(What needs to be done)
Say how many of the lines below include the word "Workflow". Only the number should be given.

── Task data ──

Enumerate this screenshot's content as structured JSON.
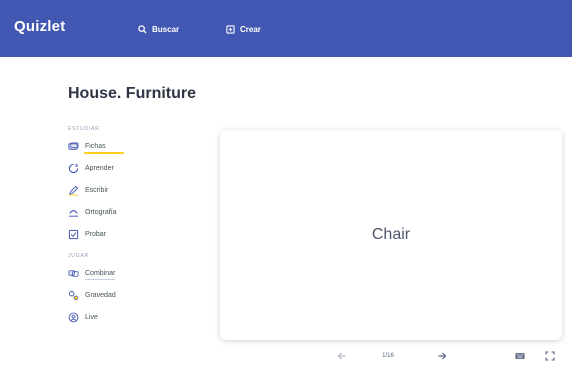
{
  "header": {
    "logo": "Quizlet",
    "search_label": "Buscar",
    "create_label": "Crear",
    "bg_color": "#4257b2"
  },
  "set": {
    "title": "House. Furniture"
  },
  "sidebar": {
    "study_section": "ESTUDIAR",
    "study_items": [
      {
        "label": "Fichas",
        "icon": "cards-icon"
      },
      {
        "label": "Aprender",
        "icon": "learn-icon"
      },
      {
        "label": "Escribir",
        "icon": "write-icon"
      },
      {
        "label": "Ortografía",
        "icon": "spell-icon"
      },
      {
        "label": "Probar",
        "icon": "test-icon"
      }
    ],
    "play_section": "JUGAR",
    "play_items": [
      {
        "label": "Combinar",
        "icon": "match-icon"
      },
      {
        "label": "Gravedad",
        "icon": "gravity-icon"
      },
      {
        "label": "Live",
        "icon": "live-icon"
      }
    ],
    "accent_color": "#ffcd1f"
  },
  "card": {
    "term": "Chair"
  },
  "controls": {
    "progress": "1/16"
  }
}
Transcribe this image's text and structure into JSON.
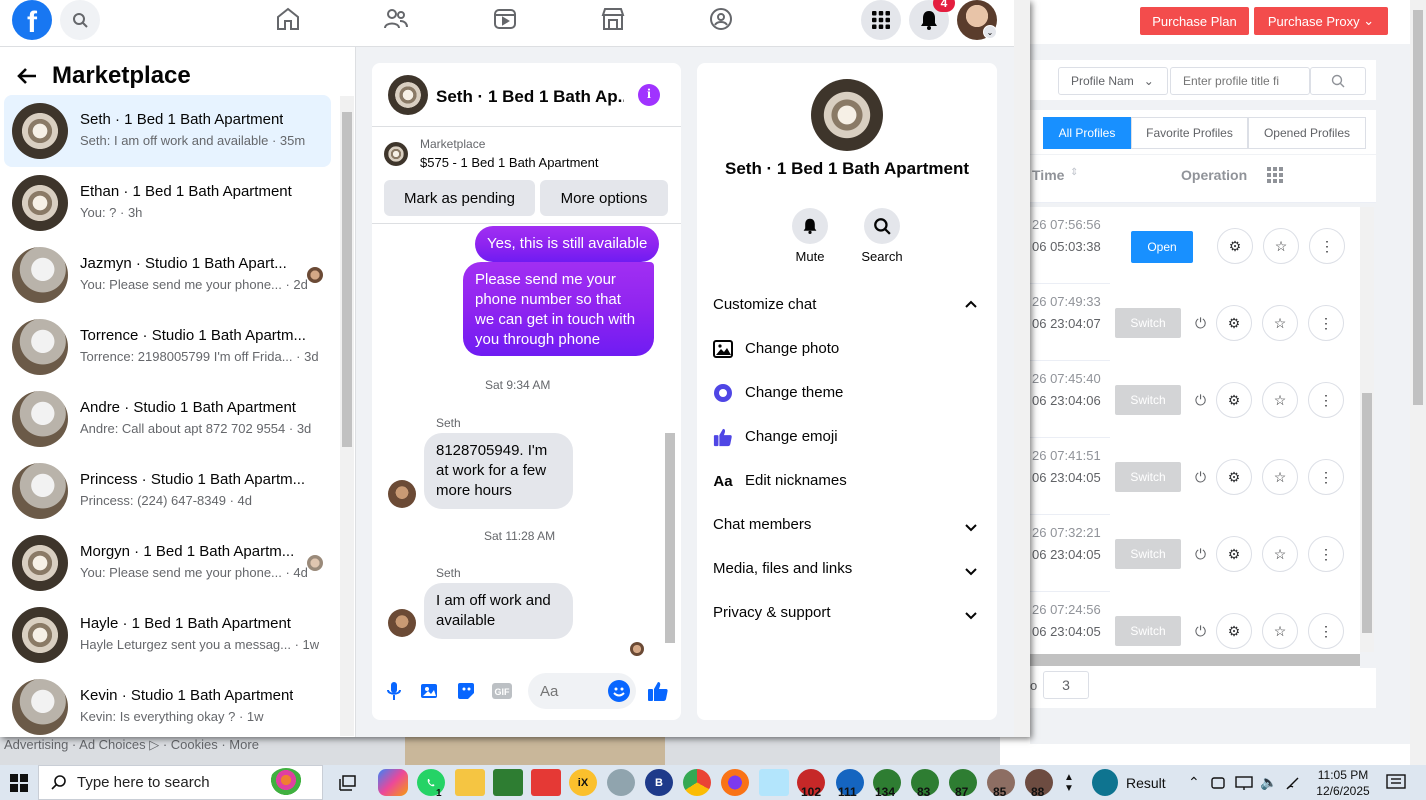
{
  "facebook": {
    "notif_count": "4",
    "marketplace_title": "Marketplace",
    "conversations": [
      {
        "name": "Seth · 1 Bed 1 Bath Apartment",
        "snippet": "Seth: I am off work and available · 35m"
      },
      {
        "name": "Ethan · 1 Bed 1 Bath Apartment",
        "snippet": "You: ? · 3h"
      },
      {
        "name": "Jazmyn · Studio 1 Bath Apart...",
        "snippet": "You: Please send me your phone... · 2d"
      },
      {
        "name": "Torrence · Studio 1 Bath Apartm...",
        "snippet": "Torrence: 2198005799 I'm off Frida... · 3d"
      },
      {
        "name": "Andre · Studio 1 Bath Apartment",
        "snippet": "Andre: Call about apt 872 702 9554 · 3d"
      },
      {
        "name": "Princess · Studio 1 Bath Apartm...",
        "snippet": "Princess: (224) 647-8349 · 4d"
      },
      {
        "name": "Morgyn · 1 Bed 1 Bath Apartm...",
        "snippet": "You: Please send me your phone... · 4d"
      },
      {
        "name": "Hayle · 1 Bed 1 Bath Apartment",
        "snippet": "Hayle Leturgez sent you a messag... · 1w"
      },
      {
        "name": "Kevin · Studio 1 Bath Apartment",
        "snippet": "Kevin: Is everything okay ? · 1w"
      }
    ],
    "chat": {
      "title": "Seth · 1 Bed 1 Bath Ap...",
      "mp_label": "Marketplace",
      "mp_item": "$575 - 1 Bed 1 Bath Apartment",
      "mark_pending": "Mark as pending",
      "more_options": "More options",
      "msg1": "Yes, this is still available",
      "msg2": "Please send me your phone  number so that we can get in touch with you through phone",
      "ts1": "Sat 9:34 AM",
      "sender1": "Seth",
      "msg3": "8128705949. I'm at work for a few more hours",
      "ts2": "Sat 11:28 AM",
      "sender2": "Seth",
      "msg4": "I am off work and available",
      "input_placeholder": "Aa"
    },
    "info": {
      "name": "Seth · 1 Bed 1 Bath Apartment",
      "mute": "Mute",
      "search": "Search",
      "customize": "Customize chat",
      "change_photo": "Change photo",
      "change_theme": "Change theme",
      "change_emoji": "Change emoji",
      "edit_nicknames": "Edit nicknames",
      "chat_members": "Chat members",
      "media": "Media, files and links",
      "privacy": "Privacy & support"
    },
    "below": "Advertising · Ad Choices ▷ · Cookies · More"
  },
  "proxy_app": {
    "purchase_plan": "Purchase Plan",
    "purchase_proxy": "Purchase Proxy",
    "profile_select": "Profile Nam",
    "title_placeholder": "Enter profile title fi",
    "tabs": [
      "All Profiles",
      "Favorite Profiles",
      "Opened Profiles"
    ],
    "col_time": "Time",
    "col_operation": "Operation",
    "rows": [
      {
        "t1": "26 07:56:56",
        "t2": "06 05:03:38",
        "action": "Open"
      },
      {
        "t1": "26 07:49:33",
        "t2": "06 23:04:07",
        "action": "Switch"
      },
      {
        "t1": "26 07:45:40",
        "t2": "06 23:04:06",
        "action": "Switch"
      },
      {
        "t1": "26 07:41:51",
        "t2": "06 23:04:05",
        "action": "Switch"
      },
      {
        "t1": "26 07:32:21",
        "t2": "06 23:04:05",
        "action": "Switch"
      },
      {
        "t1": "26 07:24:56",
        "t2": "06 23:04:05",
        "action": "Switch"
      }
    ],
    "pager_prefix": "o",
    "page_value": "3"
  },
  "taskbar": {
    "search_placeholder": "Type here to search",
    "badges": [
      "1",
      "102",
      "111",
      "134",
      "83",
      "87",
      "85",
      "88"
    ],
    "result": "Result",
    "time": "11:05 PM",
    "date": "12/6/2025"
  }
}
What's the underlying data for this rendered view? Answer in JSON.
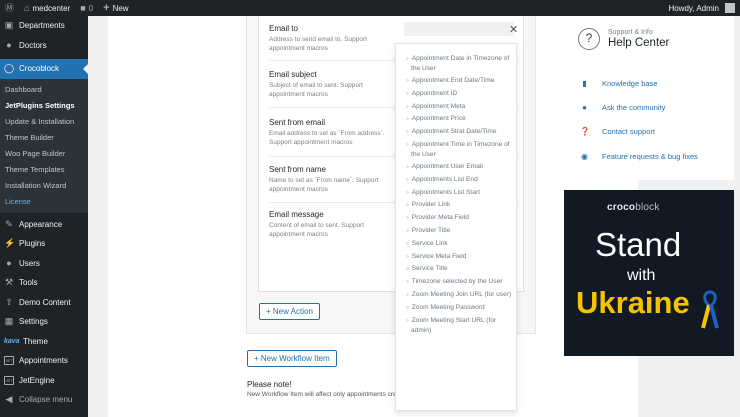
{
  "admin_bar": {
    "site_name": "medcenter",
    "comments_count": "0",
    "new_label": "New",
    "howdy": "Howdy, Admin"
  },
  "sidebar": {
    "items_top": [
      {
        "label": "Departments",
        "icon": "building-icon"
      },
      {
        "label": "Doctors",
        "icon": "users-icon"
      }
    ],
    "active": {
      "label": "Crocoblock",
      "icon": "crocoblock-icon"
    },
    "submenu": [
      {
        "label": "Dashboard"
      },
      {
        "label": "JetPlugins Settings"
      },
      {
        "label": "Update & Installation"
      },
      {
        "label": "Theme Builder"
      },
      {
        "label": "Woo Page Builder"
      },
      {
        "label": "Theme Templates"
      },
      {
        "label": "Installation Wizard"
      },
      {
        "label": "License"
      }
    ],
    "items_bottom": [
      {
        "label": "Appearance",
        "icon": "brush-icon"
      },
      {
        "label": "Plugins",
        "icon": "plug-icon"
      },
      {
        "label": "Users",
        "icon": "user-icon"
      },
      {
        "label": "Tools",
        "icon": "wrench-icon"
      },
      {
        "label": "Demo Content",
        "icon": "upload-icon"
      },
      {
        "label": "Settings",
        "icon": "settings-icon"
      },
      {
        "label": "Theme",
        "icon": "kava-logo"
      },
      {
        "label": "Appointments",
        "icon": "jet-icon",
        "icon_text": "JET"
      },
      {
        "label": "JetEngine",
        "icon": "jet-icon",
        "icon_text": "JET"
      },
      {
        "label": "Collapse menu",
        "icon": "collapse-icon"
      }
    ]
  },
  "action_fields": [
    {
      "label": "Email to",
      "desc": "Address to send email to. Support appointment macros"
    },
    {
      "label": "Email subject",
      "desc": "Subject of email to sent. Support appointment macros"
    },
    {
      "label": "Sent from email",
      "desc": "Email address to set as `From address`. Support appointment macros"
    },
    {
      "label": "Sent from name",
      "desc": "Name to set as `From name`. Support appointment macros"
    },
    {
      "label": "Email message",
      "desc": "Content of email to sent. Support appointment macros"
    }
  ],
  "macros_dropdown": [
    "Appointment Date in Timezone of the User",
    "Appointment End Date/Time",
    "Appointment ID",
    "Appointment Meta",
    "Appointment Price",
    "Appointment Strat Date/Time",
    "Appointment Time in Timezone of the User",
    "Appointment User Email",
    "Appointments List End",
    "Appointments List Start",
    "Provider Link",
    "Provider Meta Field",
    "Provider Title",
    "Service Link",
    "Service Meta Field",
    "Service Title",
    "Timezone selected by the User",
    "Zoom Meeting Join URL (for user)",
    "Zoom Meeting Password",
    "Zoom Meeting Start URL (for admin)"
  ],
  "buttons": {
    "new_action": "+ New Action",
    "new_workflow_item": "+ New Workflow Item"
  },
  "note": {
    "title": "Please note!",
    "text": "New Workflow Item will affect only appointments created after"
  },
  "help_center": {
    "subtitle": "Support & Info",
    "title": "Help Center",
    "links": [
      {
        "label": "Knowledge base",
        "icon": "book-icon"
      },
      {
        "label": "Ask the community",
        "icon": "facebook-icon"
      },
      {
        "label": "Contact support",
        "icon": "question-icon"
      },
      {
        "label": "Feature requests & bug fixes",
        "icon": "github-icon"
      }
    ]
  },
  "banner": {
    "brand_a": "croco",
    "brand_b": "block",
    "line1": "Stand",
    "line2": "with",
    "line3": "Ukraine",
    "colors": {
      "bg": "#111a24",
      "yellow": "#f5c400",
      "blue": "#1f5fbf"
    }
  },
  "colors": {
    "accent": "#2271b1",
    "sidebar_bg": "#1d2327"
  }
}
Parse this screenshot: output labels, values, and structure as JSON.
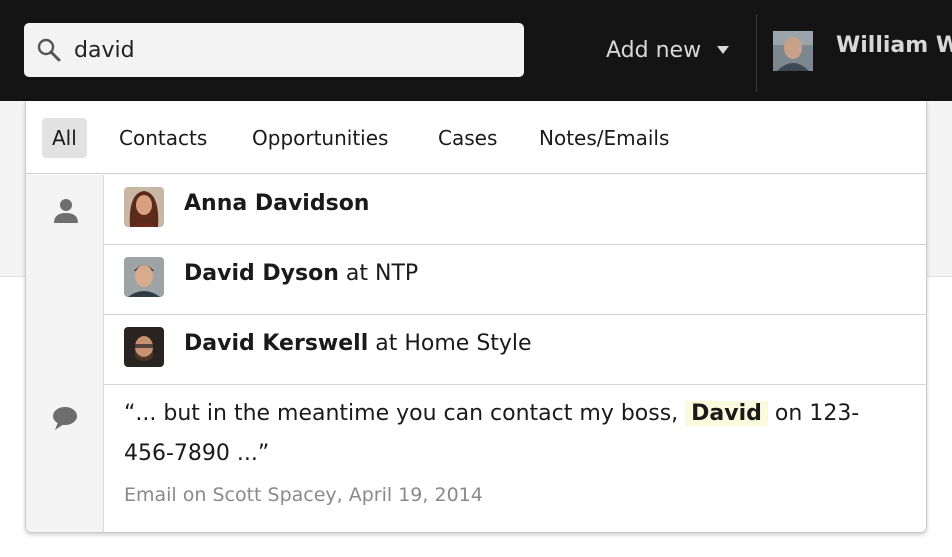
{
  "search": {
    "value": "david"
  },
  "header": {
    "add_new_label": "Add new",
    "user_name": "William Wo"
  },
  "tabs": [
    {
      "label": "All"
    },
    {
      "label": "Contacts"
    },
    {
      "label": "Opportunities"
    },
    {
      "label": "Cases"
    },
    {
      "label": "Notes/Emails"
    }
  ],
  "contacts": [
    {
      "name": "Anna Davidson",
      "at": "",
      "company": ""
    },
    {
      "name": "David Dyson",
      "at": "at",
      "company": "NTP"
    },
    {
      "name": "David Kerswell",
      "at": "at",
      "company": "Home Style"
    }
  ],
  "note": {
    "quote_before": "“... but in the meantime you can contact my boss,",
    "highlight": "David",
    "quote_after": "on 123-456-7890 ...”",
    "meta": "Email on Scott Spacey, April 19, 2014"
  },
  "icons": {
    "search": "search-icon",
    "caret": "chevron-down-icon",
    "contacts_section": "person-icon",
    "notes_section": "speech-bubble-icon"
  },
  "colors": {
    "topbar": "#141414",
    "highlight": "#fbfadc",
    "active_tab": "#e2e2e2"
  }
}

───

(Response to this exercise)
2